[[ ENTRIES SUPPLIED open ]]

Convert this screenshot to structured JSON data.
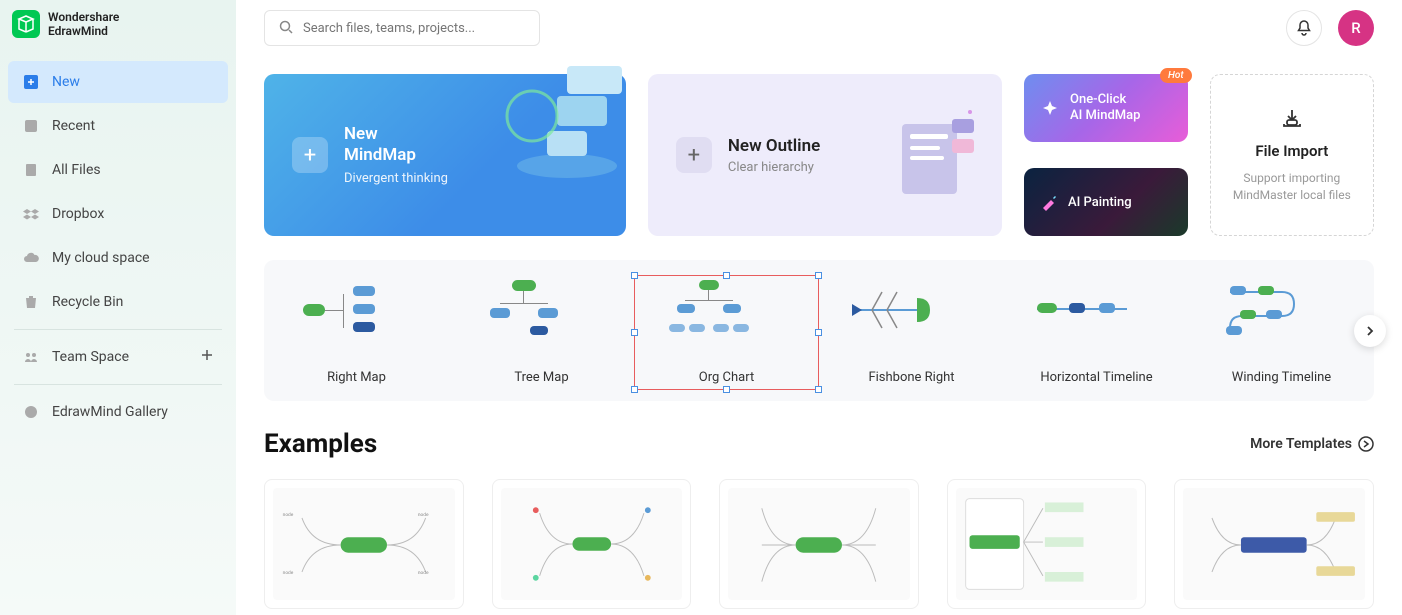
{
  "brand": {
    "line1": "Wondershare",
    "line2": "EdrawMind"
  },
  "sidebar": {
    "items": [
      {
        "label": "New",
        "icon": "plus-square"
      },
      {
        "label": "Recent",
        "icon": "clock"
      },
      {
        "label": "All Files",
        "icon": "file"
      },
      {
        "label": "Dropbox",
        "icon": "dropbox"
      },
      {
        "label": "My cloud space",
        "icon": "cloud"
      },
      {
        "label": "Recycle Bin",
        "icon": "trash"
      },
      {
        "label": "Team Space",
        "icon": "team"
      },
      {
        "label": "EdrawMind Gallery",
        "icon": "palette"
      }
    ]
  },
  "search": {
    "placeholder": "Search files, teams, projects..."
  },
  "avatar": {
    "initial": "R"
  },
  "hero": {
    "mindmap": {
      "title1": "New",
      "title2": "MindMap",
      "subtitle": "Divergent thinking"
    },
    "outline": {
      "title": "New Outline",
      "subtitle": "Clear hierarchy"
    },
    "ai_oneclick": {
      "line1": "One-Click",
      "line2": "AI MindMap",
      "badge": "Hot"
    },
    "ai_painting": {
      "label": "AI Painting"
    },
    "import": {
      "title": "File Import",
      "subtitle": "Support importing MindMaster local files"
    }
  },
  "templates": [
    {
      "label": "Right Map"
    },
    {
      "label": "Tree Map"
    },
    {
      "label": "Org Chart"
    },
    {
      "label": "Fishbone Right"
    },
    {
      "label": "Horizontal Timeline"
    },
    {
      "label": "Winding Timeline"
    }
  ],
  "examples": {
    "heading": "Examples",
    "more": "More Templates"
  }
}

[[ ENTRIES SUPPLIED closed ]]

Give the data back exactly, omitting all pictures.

Convert this screenshot to structured JSON data.
{
  "brand": {
    "line1": "Wondershare",
    "line2": "EdrawMind"
  },
  "sidebar": {
    "items": [
      {
        "label": "New",
        "icon": "plus-square"
      },
      {
        "label": "Recent",
        "icon": "clock"
      },
      {
        "label": "All Files",
        "icon": "file"
      },
      {
        "label": "Dropbox",
        "icon": "dropbox"
      },
      {
        "label": "My cloud space",
        "icon": "cloud"
      },
      {
        "label": "Recycle Bin",
        "icon": "trash"
      },
      {
        "label": "Team Space",
        "icon": "team"
      },
      {
        "label": "EdrawMind Gallery",
        "icon": "palette"
      }
    ]
  },
  "search": {
    "placeholder": "Search files, teams, projects..."
  },
  "avatar": {
    "initial": "R"
  },
  "hero": {
    "mindmap": {
      "title1": "New",
      "title2": "MindMap",
      "subtitle": "Divergent thinking"
    },
    "outline": {
      "title": "New Outline",
      "subtitle": "Clear hierarchy"
    },
    "ai_oneclick": {
      "line1": "One-Click",
      "line2": "AI MindMap",
      "badge": "Hot"
    },
    "ai_painting": {
      "label": "AI Painting"
    },
    "import": {
      "title": "File Import",
      "subtitle": "Support importing MindMaster local files"
    }
  },
  "templates": [
    {
      "label": "Right Map"
    },
    {
      "label": "Tree Map"
    },
    {
      "label": "Org Chart"
    },
    {
      "label": "Fishbone Right"
    },
    {
      "label": "Horizontal Timeline"
    },
    {
      "label": "Winding Timeline"
    }
  ],
  "examples": {
    "heading": "Examples",
    "more": "More Templates"
  }
}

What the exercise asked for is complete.